William I. Bensinger

Appointments and Affiliations

 
 
Fred Hutchinson Cancer Research Center
Clinical Research Division
 
University of Washington
School of Medicine
Medicine
Oncology
Associate Professor, Appointed: 1989
Professional Headshot of William I. Bensinger

Mailing Address

Fred Hutchinson Cancer Research Center
1100 Fairview Avenue N., D5-390
P.O. Box 19024
Seattle, Washington 98109-1024
United States

Contact

Phone: (206) 667-4933
Fax: (206) 667-4937
wbensing@fhcrc.org

Degrees

M.D., Northwestern University, 1973.

Research Interests

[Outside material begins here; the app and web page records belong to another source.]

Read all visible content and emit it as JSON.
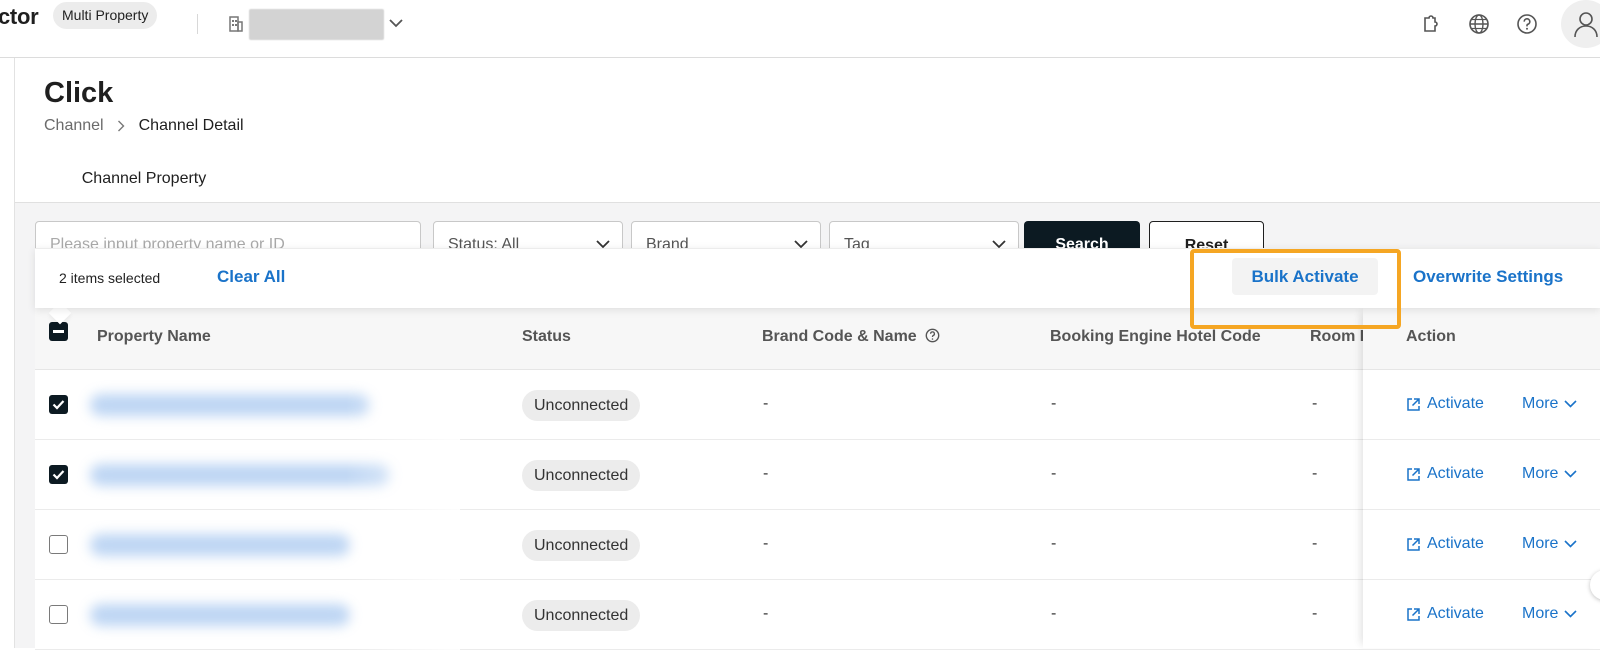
{
  "topbar": {
    "brand": "ctor",
    "badge": "Multi Property",
    "icons": [
      "puzzle-icon",
      "globe-icon",
      "help-icon",
      "user-icon"
    ]
  },
  "header": {
    "title": "Click",
    "breadcrumb": {
      "parent": "Channel",
      "current": "Channel Detail"
    },
    "tab": "Channel Property"
  },
  "filters": {
    "search_placeholder": "Please input property name or ID",
    "status": "Status: All",
    "brand": "Brand",
    "tag": "Tag",
    "search_label": "Search",
    "reset_label": "Reset"
  },
  "selection_bar": {
    "count_text": "2 items selected",
    "clear_all": "Clear All",
    "bulk_activate": "Bulk Activate",
    "overwrite_settings": "Overwrite Settings",
    "highlight_color": "#f5a623"
  },
  "table": {
    "columns": {
      "property_name": "Property Name",
      "status": "Status",
      "brand": "Brand Code & Name",
      "booking_engine": "Booking Engine Hotel Code",
      "room_rate": "Room Rat",
      "action": "Action"
    },
    "rows": [
      {
        "checked": true,
        "status": "Unconnected",
        "brand": "-",
        "booking": "-",
        "room": "-",
        "activate": "Activate",
        "more": "More"
      },
      {
        "checked": true,
        "status": "Unconnected",
        "brand": "-",
        "booking": "-",
        "room": "-",
        "activate": "Activate",
        "more": "More"
      },
      {
        "checked": false,
        "status": "Unconnected",
        "brand": "-",
        "booking": "-",
        "room": "-",
        "activate": "Activate",
        "more": "More"
      },
      {
        "checked": false,
        "status": "Unconnected",
        "brand": "-",
        "booking": "-",
        "room": "-",
        "activate": "Activate",
        "more": "More"
      }
    ]
  },
  "colors": {
    "link": "#1a73c9",
    "primary_dark": "#0c1a22",
    "surface": "#f4f4f5"
  }
}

Autologous Program
The Autologous Stem Cell Transplant Program at the FHCRC is focused on combining improved high dose therapy regimens, peripheral blood stem cells (PBSC) and post transplant immunotherapies designed to increase the fraction of patientswith malignant disease who can be cured. Some of the more innovative treatment strategies developed in the Autologous program have been used to pilot new safer treatment programs developed at the FHCRC are validated through a cooperative, high dose therapy group comprised of smaller, transplant centers in the northwest. In addition, as noted below, some of the treatment strategies developed in the Autologous Program are sufficiently promising to foster new conditioning regimens for patients who can undergo allogeneic transplantation. Due to the success of PBSC in autograft patients, studies of allogeneic PBSC have been underway and have demonstrated significant benefit of PBSC over marrow.

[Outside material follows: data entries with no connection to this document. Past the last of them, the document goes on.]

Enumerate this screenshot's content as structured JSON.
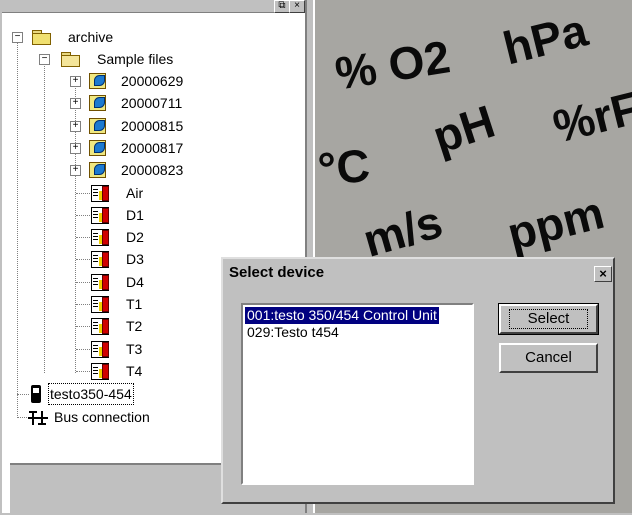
{
  "tree": {
    "nodes": [
      {
        "label": "archive"
      },
      {
        "label": "Sample files"
      },
      {
        "label": "20000629"
      },
      {
        "label": "20000711"
      },
      {
        "label": "20000815"
      },
      {
        "label": "20000817"
      },
      {
        "label": "20000823"
      },
      {
        "label": "Air"
      },
      {
        "label": "D1"
      },
      {
        "label": "D2"
      },
      {
        "label": "D3"
      },
      {
        "label": "D4"
      },
      {
        "label": "T1"
      },
      {
        "label": "T2"
      },
      {
        "label": "T3"
      },
      {
        "label": "T4"
      },
      {
        "label": "testo350-454"
      },
      {
        "label": "Bus connection"
      }
    ]
  },
  "units": [
    "% O2",
    "hPa",
    "°C",
    "pH",
    "%rF",
    "m/s",
    "ppm"
  ],
  "dialog": {
    "title": "Select device",
    "close_glyph": "×",
    "devices": [
      {
        "label": "001:testo 350/454 Control Unit",
        "selected": true
      },
      {
        "label": "029:Testo t454",
        "selected": false
      }
    ],
    "select_label": "Select",
    "cancel_label": "Cancel"
  },
  "colors": {
    "selection": "#000080",
    "background": "#a7a6a2",
    "chrome": "#c0c0c0"
  }
}
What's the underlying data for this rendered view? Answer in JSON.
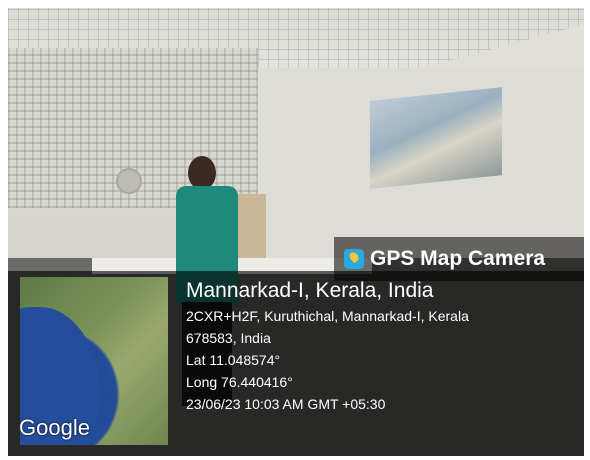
{
  "badge": {
    "label": "GPS Map Camera",
    "icon": "map-pin-icon"
  },
  "map": {
    "brand": "Google"
  },
  "location": {
    "title": "Mannarkad-I, Kerala, India",
    "address_line1": "2CXR+H2F, Kuruthichal, Mannarkad-I, Kerala",
    "address_line2": "678583, India",
    "lat": "Lat 11.048574°",
    "long": "Long 76.440416°",
    "datetime": "23/06/23 10:03 AM GMT +05:30"
  }
}
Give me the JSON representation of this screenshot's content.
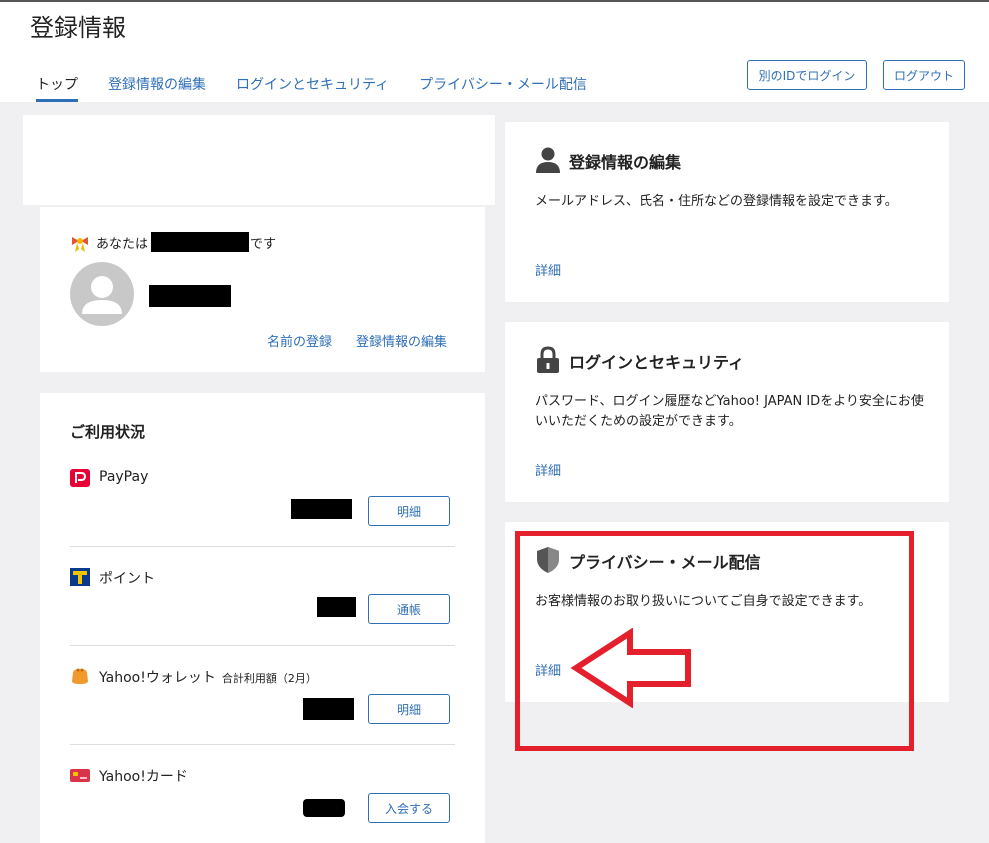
{
  "header": {
    "title": "登録情報",
    "tabs": [
      {
        "label": "トップ",
        "active": true
      },
      {
        "label": "登録情報の編集",
        "active": false
      },
      {
        "label": "ログインとセキュリティ",
        "active": false
      },
      {
        "label": "プライバシー・メール配信",
        "active": false
      }
    ],
    "login_other_label": "別のIDでログイン",
    "logout_label": "ログアウト"
  },
  "profile": {
    "prefix": "あなたは",
    "suffix": "です",
    "links": {
      "register_name": "名前の登録",
      "edit_info": "登録情報の編集"
    }
  },
  "usage": {
    "title": "ご利用状況",
    "services": [
      {
        "name": "PayPay",
        "sub": "",
        "button": "明細",
        "icon": "paypay-icon"
      },
      {
        "name": "ポイント",
        "sub": "",
        "button": "通帳",
        "icon": "t-point-icon"
      },
      {
        "name": "Yahoo!ウォレット",
        "sub": "合計利用額（2月）",
        "button": "明細",
        "icon": "wallet-icon"
      },
      {
        "name": "Yahoo!カード",
        "sub": "",
        "button": "入会する",
        "icon": "card-icon"
      }
    ]
  },
  "right_cards": [
    {
      "title": "登録情報の編集",
      "desc": "メールアドレス、氏名・住所などの登録情報を設定できます。",
      "link": "詳細",
      "icon": "user-icon"
    },
    {
      "title": "ログインとセキュリティ",
      "desc": "パスワード、ログイン履歴などYahoo! JAPAN IDをより安全にお使いいただくための設定ができます。",
      "link": "詳細",
      "icon": "lock-icon"
    },
    {
      "title": "プライバシー・メール配信",
      "desc": "お客様情報のお取り扱いについてご自身で設定できます。",
      "link": "詳細",
      "icon": "shield-icon"
    }
  ],
  "colors": {
    "accent": "#2f6fb7",
    "highlight": "#e3202b",
    "background": "#f0f0f2"
  }
}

Targeted Radiotherapy Studies
This project involves the use of a radiometal 166-Holmium, which is a high energy beta particle emitting isotope with a relatively short half-life (26 hours). The isotope is coupled to a bone-seeking chelate DOTMP. When given intravenously, 166-Ho-DOTMP is taken up almost exclusively into bone, with negligible uptake in liver, lung, kidneys or gastrointestinal tract. This irradiates all of the marrow bearing areas where the overwhelming bulk of myeloma cells reside. At the FHCRC, a total of 38 patients have received 20-40 Gy of 166-Ho-DOTMP with melphalan of melphalan + TBI. The major toxicities as expected were marrow ablation with minor extramedullary toxicities. No treatment related deaths have occurred at the FHCRC. Approximately 45% of the evaluable patients (25 patients evaluable so far) have achieved complete remissions of their myeloma. Based on these encouraging data a phase III randomized study comparing 166-Ho-DOTMP + melphalan versus melphalan as a preparative regimen for patients with myeloma is planned to begin this summer. This unique approach should allow the delivery of higher doses of radiation to sites of disease while avoiding the dose limiting toxicities of high dose therapy.

If successful, this strategy could be extended to other diseases such as prostate cancer and is currently being studied in Ewing’s sarcoma and breast cancer. The treatment may also serve as a platform for the so named mini-transplants which use less intensive conditioning prior to allogeneic stem cell transplantation in order to avoid the relatively high transplant related mortality occuring after standard allografting. A protocol designed to provided targeted radiotherapy with 166-Ho-DOTMP in combination with allogeneic transplants is underway.

Immunotherapy Studies
Promising studies utilizing interleukin-2 (IL-2) and GM-CSF are being investigated by Dr. Leona Holmberg. In an ongoing trial, autologous peripheral blood stem cells are thawed and incubated for 24 hours with IL-2 prior to transplant into recipients with breast canceror lymphoma. Lymphokine activated killer cell (LAK) cell and natural killer (NK) cell activity is greatly enhanced by this approach. Patients receive low dose IL-2 subcutaneously for up to 4 weeks following stem cell infusion. The treatment has been well tolerated and engraftment has been rapid in all patients. This approach appears to have significant activity in patients with chemotherapy-resistant breast cancer.

In a similar trial, 10 patients with multiple myeloma have received high-dose chemotherapy followed by IL-2 incubated PBSC and low dose IL-2 for 4 weeks. The treatment was well tolerated and all patients are surviving 1 to 4 years from transplant. Only 2 relapses have occurred. Additional studies are underway in patients with lymphomaand CML.

Recent Publications

2014
2013
2012
2011
2010
2009